- _What to work on_:
In full and without alteration, return the records below.

[Page and application data records]
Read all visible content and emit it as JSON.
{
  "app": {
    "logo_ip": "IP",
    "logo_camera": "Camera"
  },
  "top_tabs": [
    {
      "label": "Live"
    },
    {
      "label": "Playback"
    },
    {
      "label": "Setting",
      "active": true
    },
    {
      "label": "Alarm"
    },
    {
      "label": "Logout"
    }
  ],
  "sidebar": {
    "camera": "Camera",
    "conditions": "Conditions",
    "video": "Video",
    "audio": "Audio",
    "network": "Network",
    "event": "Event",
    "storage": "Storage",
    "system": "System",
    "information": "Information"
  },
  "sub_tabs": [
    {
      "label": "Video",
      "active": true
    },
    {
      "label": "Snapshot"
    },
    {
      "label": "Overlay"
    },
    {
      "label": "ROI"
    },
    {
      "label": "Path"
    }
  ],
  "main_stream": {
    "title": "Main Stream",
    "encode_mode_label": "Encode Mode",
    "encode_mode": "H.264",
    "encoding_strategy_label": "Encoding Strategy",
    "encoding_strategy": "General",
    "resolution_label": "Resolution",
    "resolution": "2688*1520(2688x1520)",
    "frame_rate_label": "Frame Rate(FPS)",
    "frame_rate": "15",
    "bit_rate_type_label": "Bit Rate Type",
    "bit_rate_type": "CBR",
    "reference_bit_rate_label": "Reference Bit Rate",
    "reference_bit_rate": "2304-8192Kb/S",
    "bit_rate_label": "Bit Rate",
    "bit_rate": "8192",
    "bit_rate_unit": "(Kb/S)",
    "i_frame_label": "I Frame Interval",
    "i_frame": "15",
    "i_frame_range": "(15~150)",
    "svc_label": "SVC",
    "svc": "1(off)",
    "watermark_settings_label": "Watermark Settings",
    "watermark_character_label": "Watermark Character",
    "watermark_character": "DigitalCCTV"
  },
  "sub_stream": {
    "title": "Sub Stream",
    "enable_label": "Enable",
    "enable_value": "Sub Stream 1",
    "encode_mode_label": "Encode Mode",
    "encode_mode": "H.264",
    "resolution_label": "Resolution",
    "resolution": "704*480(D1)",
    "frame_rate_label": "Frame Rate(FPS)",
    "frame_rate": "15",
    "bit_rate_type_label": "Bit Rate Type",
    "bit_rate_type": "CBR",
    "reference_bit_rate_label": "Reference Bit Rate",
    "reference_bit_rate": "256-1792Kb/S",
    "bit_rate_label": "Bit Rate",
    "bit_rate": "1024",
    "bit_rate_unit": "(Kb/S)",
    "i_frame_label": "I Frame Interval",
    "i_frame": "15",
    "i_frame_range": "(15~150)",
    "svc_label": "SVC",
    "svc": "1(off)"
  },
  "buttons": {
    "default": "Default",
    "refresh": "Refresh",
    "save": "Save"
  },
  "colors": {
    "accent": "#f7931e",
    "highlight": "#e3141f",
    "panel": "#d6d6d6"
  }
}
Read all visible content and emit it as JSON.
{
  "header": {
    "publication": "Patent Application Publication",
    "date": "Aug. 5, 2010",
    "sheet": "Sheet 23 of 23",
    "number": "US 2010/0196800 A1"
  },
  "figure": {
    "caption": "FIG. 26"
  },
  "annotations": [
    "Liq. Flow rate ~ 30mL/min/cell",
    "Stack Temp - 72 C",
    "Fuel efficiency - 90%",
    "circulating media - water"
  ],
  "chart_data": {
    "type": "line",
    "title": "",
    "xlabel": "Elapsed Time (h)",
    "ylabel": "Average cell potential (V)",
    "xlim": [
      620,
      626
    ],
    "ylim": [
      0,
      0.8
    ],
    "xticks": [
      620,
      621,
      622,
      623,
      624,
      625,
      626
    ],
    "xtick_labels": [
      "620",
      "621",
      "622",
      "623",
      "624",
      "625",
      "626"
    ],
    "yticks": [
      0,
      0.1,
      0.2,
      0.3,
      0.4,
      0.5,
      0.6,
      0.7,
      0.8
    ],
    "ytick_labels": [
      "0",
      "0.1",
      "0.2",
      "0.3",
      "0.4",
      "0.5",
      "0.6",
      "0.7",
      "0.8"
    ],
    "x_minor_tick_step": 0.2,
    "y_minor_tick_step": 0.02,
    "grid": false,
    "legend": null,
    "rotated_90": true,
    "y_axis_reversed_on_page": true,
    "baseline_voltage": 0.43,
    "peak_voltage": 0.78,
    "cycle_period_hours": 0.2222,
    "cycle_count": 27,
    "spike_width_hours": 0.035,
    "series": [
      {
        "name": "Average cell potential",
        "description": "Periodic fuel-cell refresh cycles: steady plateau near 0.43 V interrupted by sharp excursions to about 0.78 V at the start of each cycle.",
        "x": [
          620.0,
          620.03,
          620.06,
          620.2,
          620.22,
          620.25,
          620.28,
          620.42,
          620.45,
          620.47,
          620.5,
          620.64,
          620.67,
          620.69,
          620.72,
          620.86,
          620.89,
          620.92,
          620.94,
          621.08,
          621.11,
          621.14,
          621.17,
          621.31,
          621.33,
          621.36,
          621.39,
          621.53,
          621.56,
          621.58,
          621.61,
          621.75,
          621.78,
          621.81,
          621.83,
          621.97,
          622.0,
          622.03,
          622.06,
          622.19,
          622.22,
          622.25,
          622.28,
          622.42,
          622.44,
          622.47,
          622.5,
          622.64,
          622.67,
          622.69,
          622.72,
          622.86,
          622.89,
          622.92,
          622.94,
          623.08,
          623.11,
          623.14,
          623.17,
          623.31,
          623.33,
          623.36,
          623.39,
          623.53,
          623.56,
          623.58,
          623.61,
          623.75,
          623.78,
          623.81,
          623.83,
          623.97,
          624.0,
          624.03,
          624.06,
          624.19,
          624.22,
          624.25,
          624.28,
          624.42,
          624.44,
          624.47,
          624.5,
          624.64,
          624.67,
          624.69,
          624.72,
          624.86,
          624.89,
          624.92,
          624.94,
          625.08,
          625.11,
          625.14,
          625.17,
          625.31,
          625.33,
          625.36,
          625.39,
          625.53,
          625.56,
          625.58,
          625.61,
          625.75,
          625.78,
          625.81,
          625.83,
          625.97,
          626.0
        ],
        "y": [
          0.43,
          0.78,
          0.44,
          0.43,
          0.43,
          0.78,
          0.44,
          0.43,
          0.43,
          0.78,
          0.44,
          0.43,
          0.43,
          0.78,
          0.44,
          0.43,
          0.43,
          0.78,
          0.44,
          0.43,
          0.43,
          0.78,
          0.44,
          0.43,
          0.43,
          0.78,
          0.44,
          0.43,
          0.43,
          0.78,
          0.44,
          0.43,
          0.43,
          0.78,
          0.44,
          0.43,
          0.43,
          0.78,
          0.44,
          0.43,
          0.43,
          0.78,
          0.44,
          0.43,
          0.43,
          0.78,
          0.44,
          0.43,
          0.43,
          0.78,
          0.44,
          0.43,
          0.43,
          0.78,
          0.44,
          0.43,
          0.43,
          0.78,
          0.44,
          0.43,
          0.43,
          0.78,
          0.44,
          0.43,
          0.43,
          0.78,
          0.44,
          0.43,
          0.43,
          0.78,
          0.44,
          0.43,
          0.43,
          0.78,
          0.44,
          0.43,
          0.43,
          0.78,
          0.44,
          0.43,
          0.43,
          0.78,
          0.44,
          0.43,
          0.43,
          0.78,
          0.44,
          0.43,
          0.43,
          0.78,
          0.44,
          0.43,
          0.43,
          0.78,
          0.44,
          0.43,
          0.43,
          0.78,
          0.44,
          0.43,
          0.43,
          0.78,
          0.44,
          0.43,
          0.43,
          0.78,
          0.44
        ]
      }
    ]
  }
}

- _Expected output_:
Read all visible content and emit it as JSON.
{
  "app": {
    "logo_ip": "IP",
    "logo_camera": "Camera"
  },
  "top_tabs": [
    {
      "label": "Live"
    },
    {
      "label": "Playback"
    },
    {
      "label": "Setting",
      "active": true
    },
    {
      "label": "Alarm"
    },
    {
      "label": "Logout"
    }
  ],
  "sidebar": {
    "camera": "Camera",
    "conditions": "Conditions",
    "video": "Video",
    "audio": "Audio",
    "network": "Network",
    "event": "Event",
    "storage": "Storage",
    "system": "System",
    "information": "Information"
  },
  "sub_tabs": [
    {
      "label": "Video",
      "active": true
    },
    {
      "label": "Snapshot"
    },
    {
      "label": "Overlay"
    },
    {
      "label": "ROI"
    },
    {
      "label": "Path"
    }
  ],
  "main_stream": {
    "title": "Main Stream",
    "encode_mode_label": "Encode Mode",
    "encode_mode": "H.264",
    "encoding_strategy_label": "Encoding Strategy",
    "encoding_strategy": "General",
    "resolution_label": "Resolution",
    "resolution": "2688*1520(2688x1520)",
    "frame_rate_label": "Frame Rate(FPS)",
    "frame_rate": "15",
    "bit_rate_type_label": "Bit Rate Type",
    "bit_rate_type": "CBR",
    "reference_bit_rate_label": "Reference Bit Rate",
    "reference_bit_rate": "2304-8192Kb/S",
    "bit_rate_label": "Bit Rate",
    "bit_rate": "8192",
    "bit_rate_unit": "(Kb/S)",
    "i_frame_label": "I Frame Interval",
    "i_frame": "15",
    "i_frame_range": "(15~150)",
    "svc_label": "SVC",
    "svc": "1(off)",
    "watermark_settings_label": "Watermark Settings",
    "watermark_character_label": "Watermark Character",
    "watermark_character": "DigitalCCTV"
  },
  "sub_stream": {
    "title": "Sub Stream",
    "enable_label": "Enable",
    "enable_value": "Sub Stream 1",
    "encode_mode_label": "Encode Mode",
    "encode_mode": "H.264",
    "resolution_label": "Resolution",
    "resolution": "704*480(D1)",
    "frame_rate_label": "Frame Rate(FPS)",
    "frame_rate": "15",
    "bit_rate_type_label": "Bit Rate Type",
    "bit_rate_type": "CBR",
    "reference_bit_rate_label": "Reference Bit Rate",
    "reference_bit_rate": "256-1792Kb/S",
    "bit_rate_label": "Bit Rate",
    "bit_rate": "1024",
    "bit_rate_unit": "(Kb/S)",
    "i_frame_label": "I Frame Interval",
    "i_frame": "15",
    "i_frame_range": "(15~150)",
    "svc_label": "SVC",
    "svc": "1(off)"
  },
  "buttons": {
    "default": "Default",
    "refresh": "Refresh",
    "save": "Save"
  },
  "colors": {
    "accent": "#f7931e",
    "highlight": "#e3141f",
    "panel": "#d6d6d6"
  }
}
Read all visible content and emit it as JSON.
{
  "header": {
    "publication": "Patent Application Publication",
    "date": "Aug. 5, 2010",
    "sheet": "Sheet 23 of 23",
    "number": "US 2010/0196800 A1"
  },
  "figure": {
    "caption": "FIG. 26"
  },
  "annotations": [
    "Liq. Flow rate ~ 30mL/min/cell",
    "Stack Temp - 72 C",
    "Fuel efficiency - 90%",
    "circulating media - water"
  ],
  "chart_data": {
    "type": "line",
    "title": "",
    "xlabel": "Elapsed Time (h)",
    "ylabel": "Average cell potential (V)",
    "xlim": [
      620,
      626
    ],
    "ylim": [
      0,
      0.8
    ],
    "xticks": [
      620,
      621,
      622,
      623,
      624,
      625,
      626
    ],
    "xtick_labels": [
      "620",
      "621",
      "622",
      "623",
      "624",
      "625",
      "626"
    ],
    "yticks": [
      0,
      0.1,
      0.2,
      0.3,
      0.4,
      0.5,
      0.6,
      0.7,
      0.8
    ],
    "ytick_labels": [
      "0",
      "0.1",
      "0.2",
      "0.3",
      "0.4",
      "0.5",
      "0.6",
      "0.7",
      "0.8"
    ],
    "x_minor_tick_step": 0.2,
    "y_minor_tick_step": 0.02,
    "grid": false,
    "legend": null,
    "rotated_90": true,
    "y_axis_reversed_on_page": true,
    "baseline_voltage": 0.43,
    "peak_voltage": 0.78,
    "cycle_period_hours": 0.2222,
    "cycle_count": 27,
    "spike_width_hours": 0.035,
    "series": [
      {
        "name": "Average cell potential",
        "description": "Periodic fuel-cell refresh cycles: steady plateau near 0.43 V interrupted by sharp excursions to about 0.78 V at the start of each cycle.",
        "x": [
          620.0,
          620.03,
          620.06,
          620.2,
          620.22,
          620.25,
          620.28,
          620.42,
          620.45,
          620.47,
          620.5,
          620.64,
          620.67,
          620.69,
          620.72,
          620.86,
          620.89,
          620.92,
          620.94,
          621.08,
          621.11,
          621.14,
          621.17,
          621.31,
          621.33,
          621.36,
          621.39,
          621.53,
          621.56,
          621.58,
          621.61,
          621.75,
          621.78,
          621.81,
          621.83,
          621.97,
          622.0,
          622.03,
          622.06,
          622.19,
          622.22,
          622.25,
          622.28,
          622.42,
          622.44,
          622.47,
          622.5,
          622.64,
          622.67,
          622.69,
          622.72,
          622.86,
          622.89,
          622.92,
          622.94,
          623.08,
          623.11,
          623.14,
          623.17,
          623.31,
          623.33,
          623.36,
          623.39,
          623.53,
          623.56,
          623.58,
          623.61,
          623.75,
          623.78,
          623.81,
          623.83,
          623.97,
          624.0,
          624.03,
          624.06,
          624.19,
          624.22,
          624.25,
          624.28,
          624.42,
          624.44,
          624.47,
          624.5,
          624.64,
          624.67,
          624.69,
          624.72,
          624.86,
          624.89,
          624.92,
          624.94,
          625.08,
          625.11,
          625.14,
          625.17,
          625.31,
          625.33,
          625.36,
          625.39,
          625.53,
          625.56,
          625.58,
          625.61,
          625.75,
          625.78,
          625.81,
          625.83,
          625.97,
          626.0
        ],
        "y": [
          0.43,
          0.78,
          0.44,
          0.43,
          0.43,
          0.78,
          0.44,
          0.43,
          0.43,
          0.78,
          0.44,
          0.43,
          0.43,
          0.78,
          0.44,
          0.43,
          0.43,
          0.78,
          0.44,
          0.43,
          0.43,
          0.78,
          0.44,
          0.43,
          0.43,
          0.78,
          0.44,
          0.43,
          0.43,
          0.78,
          0.44,
          0.43,
          0.43,
          0.78,
          0.44,
          0.43,
          0.43,
          0.78,
          0.44,
          0.43,
          0.43,
          0.78,
          0.44,
          0.43,
          0.43,
          0.78,
          0.44,
          0.43,
          0.43,
          0.78,
          0.44,
          0.43,
          0.43,
          0.78,
          0.44,
          0.43,
          0.43,
          0.78,
          0.44,
          0.43,
          0.43,
          0.78,
          0.44,
          0.43,
          0.43,
          0.78,
          0.44,
          0.43,
          0.43,
          0.78,
          0.44,
          0.43,
          0.43,
          0.78,
          0.44,
          0.43,
          0.43,
          0.78,
          0.44,
          0.43,
          0.43,
          0.78,
          0.44,
          0.43,
          0.43,
          0.78,
          0.44,
          0.43,
          0.43,
          0.78,
          0.44,
          0.43,
          0.43,
          0.78,
          0.44,
          0.43,
          0.43,
          0.78,
          0.44,
          0.43,
          0.43,
          0.78,
          0.44,
          0.43,
          0.43,
          0.78,
          0.44
        ]
      }
    ]
  }
}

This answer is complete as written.